“New research based on recordings of conversations in physicians’ offices suggests most patents aren’t asking for drugs by name.”

How few are few?

Market researcher Verilogue who conducted the study found out that only 23 individuals out of 12,500 recorded requested for a specific drug.

In another recent study conducted by Verilouge, the most expensive campaigns in terms of media weight and spending – most on the network news shows – did not prompt the greatest number of inquiries.

“Eli Lilly spent $179 million on ads promoting its depression drug Cymbalta in 2008, but the greatest number of inquiries was generated by the Boniva campaign featuring Sally Field and it cost half as much as the Cymbalta blitz”

Is the advertising based on those high agency spending models generating any response at all?

Partly yes… but the drug clients are not happy campers about it.

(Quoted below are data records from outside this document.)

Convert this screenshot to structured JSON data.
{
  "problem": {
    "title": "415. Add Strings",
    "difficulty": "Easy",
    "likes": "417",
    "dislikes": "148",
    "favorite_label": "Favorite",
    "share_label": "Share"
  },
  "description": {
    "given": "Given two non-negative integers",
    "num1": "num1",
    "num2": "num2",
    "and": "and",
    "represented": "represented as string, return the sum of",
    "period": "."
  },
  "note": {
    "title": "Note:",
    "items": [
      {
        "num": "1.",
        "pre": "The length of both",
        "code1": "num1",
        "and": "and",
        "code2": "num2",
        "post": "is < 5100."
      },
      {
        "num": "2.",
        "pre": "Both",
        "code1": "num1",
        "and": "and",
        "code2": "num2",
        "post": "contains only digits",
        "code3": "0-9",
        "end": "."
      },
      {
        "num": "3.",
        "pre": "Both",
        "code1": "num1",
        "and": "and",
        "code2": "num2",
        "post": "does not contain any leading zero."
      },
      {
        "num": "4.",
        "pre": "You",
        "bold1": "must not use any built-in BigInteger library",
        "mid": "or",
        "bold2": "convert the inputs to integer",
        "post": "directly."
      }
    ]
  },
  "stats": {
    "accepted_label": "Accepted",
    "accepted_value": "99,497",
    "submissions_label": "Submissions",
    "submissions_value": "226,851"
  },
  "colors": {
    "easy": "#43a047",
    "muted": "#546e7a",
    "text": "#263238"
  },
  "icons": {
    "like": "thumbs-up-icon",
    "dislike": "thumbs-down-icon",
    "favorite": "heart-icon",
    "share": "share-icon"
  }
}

“The study reports that what consumers are asking about are the scary side effects, which the drug-makers have to include in the ads, often in stomach-turning detail.”

My client is challenging some conventional thinking by finding a way to reduce the media buy by about half and moving the monies to more local store, in-person and social media exchange.

In my past, I have worked with Time-Warner Networks, Discovery Networks, PHD Media and taught media at the university level.

I’ve had the pleasure of averting ROSs and converting TRPs, GRPs and CPMs into viable ROIs.

Three key things I have gleaned out of all of it…

(1) The medium is the message and the message is the medium.

(2) Its not about counting how many people you reach, its about reaching the right people that counts

(3) Age and gender are only the tips of the iceberg of who represents customers and it is unfortunate that in the year 2010 agencies are addicted to ratings that only use those two demographic variables

A client who challenges their agency is the type of client I like… just like an agency that is brave enough to challenge its peers and the dying models of the past!